We can barely call the melting of the polar ice caps breaking news. We’ve all heard about it, seen it on TV, and maybe read about it in scientific magazines. Our politicians are even using the polar ice melt to win elections. Some scientists predict that a rise in sea levels can be potentially dangerous to those of us living on the coast, while others are still a little hesitant with their predictions.
A new discovery, however, has scientists really concerned for what the future holds. Recently, French scientists, led by Jean-Michel Claverie and Chantal Abergel, evolutionary biologists from the University of Aix-Marseille, have announced the discovery of a “giant virus” inside a 30,000-year-old piece of permafrost from Siberia.
Scientists consider a virus to be a “giant virus” when it is longer than half a micron or 0.00002 of an inch. This newly found virus, called the Mollivirus sibericum is 0.6 microns long and has over 500 genes. In comparison, the influenza virus has only two genes, and the HIV virus has only 12 genes. What’s even more disconcerting is that this ancient pathogen is still infective. This was confirmed when the scientists infected Acanthamoeba, a single-celled microscopic animal, with the virus. Additionally, this is the second giant virus found in the past two years; the first one, called the Pandoravirus had up to 2,500 genes.
So, what does this mean for us? We can’t say for sure, but we know that the industrialization of the area could prove catastrophic in more ways than one. Firstly, these viruses aren’t only giant, they also are much hardier than a normal virus. They’ve survived 30,000 years and are still capable of causing infection. That tells us a little bit about how powerful these viruses really are.
Edward Mocarski, a professor of microbiology at Emory University thinks there is a relatively small risk of such a virus infecting humans. However, the French scientists remain suspicious. “The fact that we might catch a viral infection from a long-extinct Neanderthal individual is a good demonstration that the notion that a virus could be ‘eradicated’ from the planet is plain wrong and gives us a false sense of security,” said Claverie and Abergel.
They stress the fact that it is impossible to completely eradicate a virus from the face of the Earth. Digging and drilling for oil or other resources will certainly increase the possibility of unearthing viruses from thousands, if not millions, of years ago.
Scientists may not agree entirely about the potential dangers of these viruses.
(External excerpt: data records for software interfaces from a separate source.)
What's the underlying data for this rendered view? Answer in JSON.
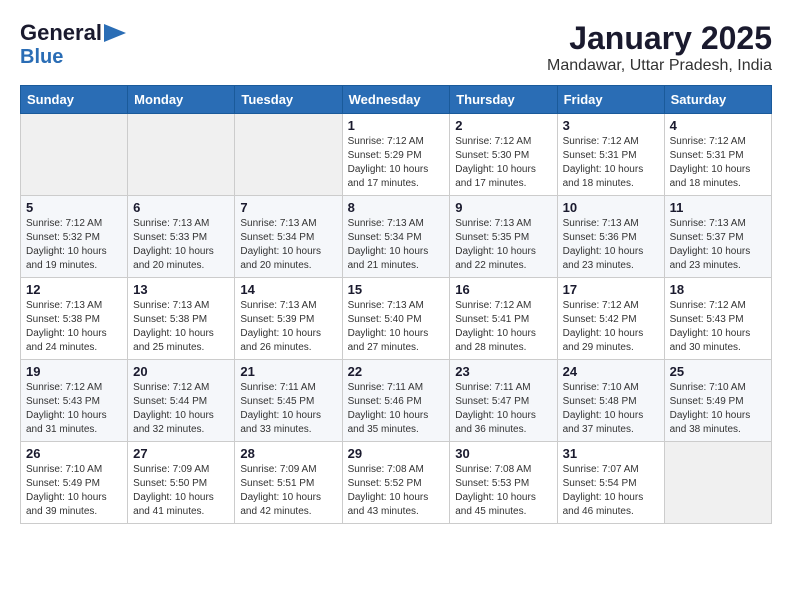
{
  "header": {
    "logo_general": "General",
    "logo_blue": "Blue",
    "month": "January 2025",
    "location": "Mandawar, Uttar Pradesh, India"
  },
  "weekdays": [
    "Sunday",
    "Monday",
    "Tuesday",
    "Wednesday",
    "Thursday",
    "Friday",
    "Saturday"
  ],
  "weeks": [
    [
      {
        "day": "",
        "info": ""
      },
      {
        "day": "",
        "info": ""
      },
      {
        "day": "",
        "info": ""
      },
      {
        "day": "1",
        "info": "Sunrise: 7:12 AM\nSunset: 5:29 PM\nDaylight: 10 hours\nand 17 minutes."
      },
      {
        "day": "2",
        "info": "Sunrise: 7:12 AM\nSunset: 5:30 PM\nDaylight: 10 hours\nand 17 minutes."
      },
      {
        "day": "3",
        "info": "Sunrise: 7:12 AM\nSunset: 5:31 PM\nDaylight: 10 hours\nand 18 minutes."
      },
      {
        "day": "4",
        "info": "Sunrise: 7:12 AM\nSunset: 5:31 PM\nDaylight: 10 hours\nand 18 minutes."
      }
    ],
    [
      {
        "day": "5",
        "info": "Sunrise: 7:12 AM\nSunset: 5:32 PM\nDaylight: 10 hours\nand 19 minutes."
      },
      {
        "day": "6",
        "info": "Sunrise: 7:13 AM\nSunset: 5:33 PM\nDaylight: 10 hours\nand 20 minutes."
      },
      {
        "day": "7",
        "info": "Sunrise: 7:13 AM\nSunset: 5:34 PM\nDaylight: 10 hours\nand 20 minutes."
      },
      {
        "day": "8",
        "info": "Sunrise: 7:13 AM\nSunset: 5:34 PM\nDaylight: 10 hours\nand 21 minutes."
      },
      {
        "day": "9",
        "info": "Sunrise: 7:13 AM\nSunset: 5:35 PM\nDaylight: 10 hours\nand 22 minutes."
      },
      {
        "day": "10",
        "info": "Sunrise: 7:13 AM\nSunset: 5:36 PM\nDaylight: 10 hours\nand 23 minutes."
      },
      {
        "day": "11",
        "info": "Sunrise: 7:13 AM\nSunset: 5:37 PM\nDaylight: 10 hours\nand 23 minutes."
      }
    ],
    [
      {
        "day": "12",
        "info": "Sunrise: 7:13 AM\nSunset: 5:38 PM\nDaylight: 10 hours\nand 24 minutes."
      },
      {
        "day": "13",
        "info": "Sunrise: 7:13 AM\nSunset: 5:38 PM\nDaylight: 10 hours\nand 25 minutes."
      },
      {
        "day": "14",
        "info": "Sunrise: 7:13 AM\nSunset: 5:39 PM\nDaylight: 10 hours\nand 26 minutes."
      },
      {
        "day": "15",
        "info": "Sunrise: 7:13 AM\nSunset: 5:40 PM\nDaylight: 10 hours\nand 27 minutes."
      },
      {
        "day": "16",
        "info": "Sunrise: 7:12 AM\nSunset: 5:41 PM\nDaylight: 10 hours\nand 28 minutes."
      },
      {
        "day": "17",
        "info": "Sunrise: 7:12 AM\nSunset: 5:42 PM\nDaylight: 10 hours\nand 29 minutes."
      },
      {
        "day": "18",
        "info": "Sunrise: 7:12 AM\nSunset: 5:43 PM\nDaylight: 10 hours\nand 30 minutes."
      }
    ],
    [
      {
        "day": "19",
        "info": "Sunrise: 7:12 AM\nSunset: 5:43 PM\nDaylight: 10 hours\nand 31 minutes."
      },
      {
        "day": "20",
        "info": "Sunrise: 7:12 AM\nSunset: 5:44 PM\nDaylight: 10 hours\nand 32 minutes."
      },
      {
        "day": "21",
        "info": "Sunrise: 7:11 AM\nSunset: 5:45 PM\nDaylight: 10 hours\nand 33 minutes."
      },
      {
        "day": "22",
        "info": "Sunrise: 7:11 AM\nSunset: 5:46 PM\nDaylight: 10 hours\nand 35 minutes."
      },
      {
        "day": "23",
        "info": "Sunrise: 7:11 AM\nSunset: 5:47 PM\nDaylight: 10 hours\nand 36 minutes."
      },
      {
        "day": "24",
        "info": "Sunrise: 7:10 AM\nSunset: 5:48 PM\nDaylight: 10 hours\nand 37 minutes."
      },
      {
        "day": "25",
        "info": "Sunrise: 7:10 AM\nSunset: 5:49 PM\nDaylight: 10 hours\nand 38 minutes."
      }
    ],
    [
      {
        "day": "26",
        "info": "Sunrise: 7:10 AM\nSunset: 5:49 PM\nDaylight: 10 hours\nand 39 minutes."
      },
      {
        "day": "27",
        "info": "Sunrise: 7:09 AM\nSunset: 5:50 PM\nDaylight: 10 hours\nand 41 minutes."
      },
      {
        "day": "28",
        "info": "Sunrise: 7:09 AM\nSunset: 5:51 PM\nDaylight: 10 hours\nand 42 minutes."
      },
      {
        "day": "29",
        "info": "Sunrise: 7:08 AM\nSunset: 5:52 PM\nDaylight: 10 hours\nand 43 minutes."
      },
      {
        "day": "30",
        "info": "Sunrise: 7:08 AM\nSunset: 5:53 PM\nDaylight: 10 hours\nand 45 minutes."
      },
      {
        "day": "31",
        "info": "Sunrise: 7:07 AM\nSunset: 5:54 PM\nDaylight: 10 hours\nand 46 minutes."
      },
      {
        "day": "",
        "info": ""
      }
    ]
  ]
}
However, the French scientists who found this latest virus argue that it is now time to further investigate so they can understand how real such a risk truly is.
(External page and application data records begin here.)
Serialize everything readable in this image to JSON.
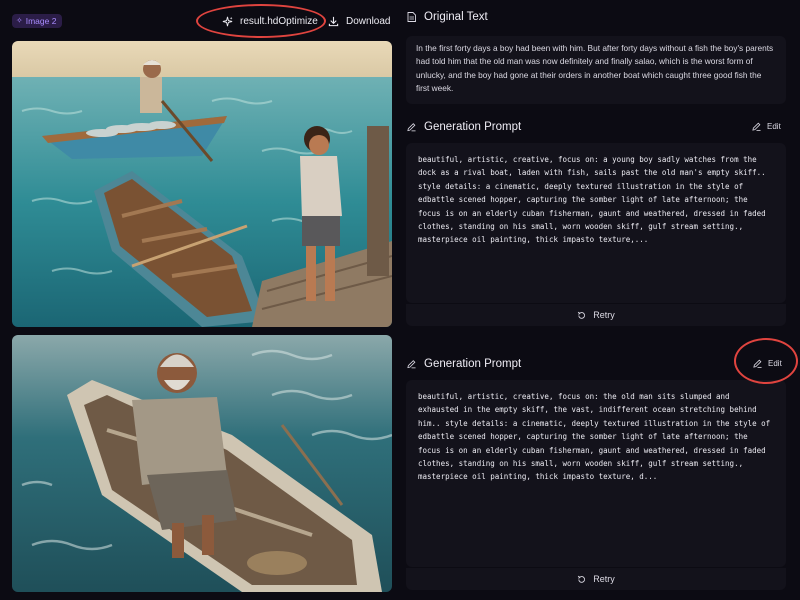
{
  "header": {
    "badge_label": "Image 2",
    "optimize_label": "result.hdOptimize",
    "download_label": "Download"
  },
  "original": {
    "title": "Original Text",
    "text": "In the first forty days a boy had been with him. But after forty days without a fish the boy's parents had told him that the old man was now definitely and finally salao, which is the worst form of unlucky, and the boy had gone at their orders in another boat which caught three good fish the first week."
  },
  "prompts": [
    {
      "title": "Generation Prompt",
      "edit_label": "Edit",
      "text": "beautiful, artistic, creative, focus on: a young boy sadly watches from the dock as a rival boat, laden with fish, sails past the old man's empty skiff.. style details: a cinematic, deeply textured illustration in the style of edbattle scened hopper, capturing the somber light of late afternoon; the focus is on an elderly cuban fisherman, gaunt and weathered, dressed in faded clothes, standing on his small, worn wooden skiff, gulf stream setting., masterpiece oil painting, thick impasto texture,...",
      "retry_label": "Retry"
    },
    {
      "title": "Generation Prompt",
      "edit_label": "Edit",
      "text": "beautiful, artistic, creative, focus on: the old man sits slumped and exhausted in the empty skiff, the vast, indifferent ocean stretching behind him.. style details: a cinematic, deeply textured illustration in the style of edbattle scened hopper, capturing the somber light of late afternoon; the focus is on an elderly cuban fisherman, gaunt and weathered, dressed in faded clothes, standing on his small, worn wooden skiff, gulf stream setting., masterpiece oil painting, thick impasto texture, d...",
      "retry_label": "Retry"
    }
  ],
  "colors": {
    "background": "#0c0b13",
    "panel": "#13121b",
    "badge_accent": "#a98cff",
    "annotation_red": "#e0443f"
  }
}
In the meantime, we can sit back and relax — and someone will more than likely write a thriller about killer viruses that take out all of mankind!
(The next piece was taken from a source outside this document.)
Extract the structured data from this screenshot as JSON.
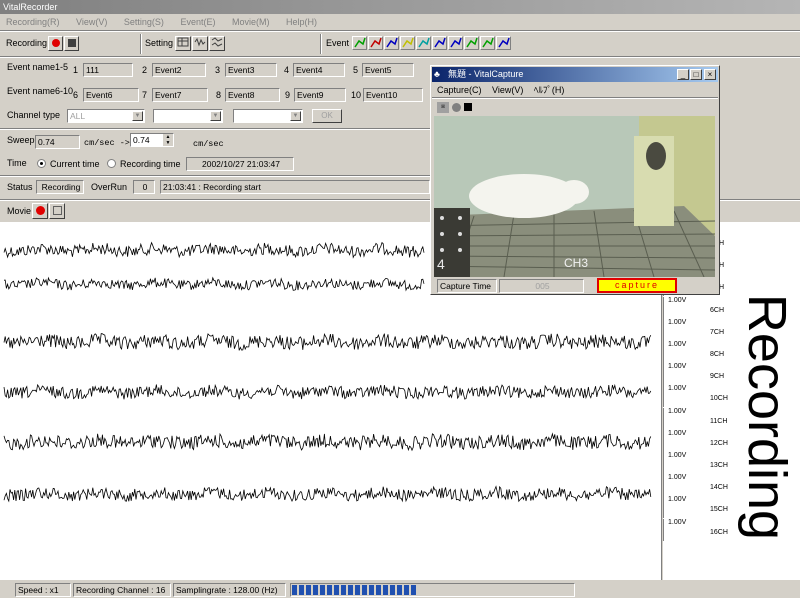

Ute Mitchell is a Freelance Writer and Nutritional Therapy Practitioner located in Portland, OR, where she homeschools her kids, cooks healthy meals for her family, and hikes the forests and mountains around the Pacific Northwest. She is an avid CrossFit athlete, and loves to encourage others to live a healthy and active lifestyle.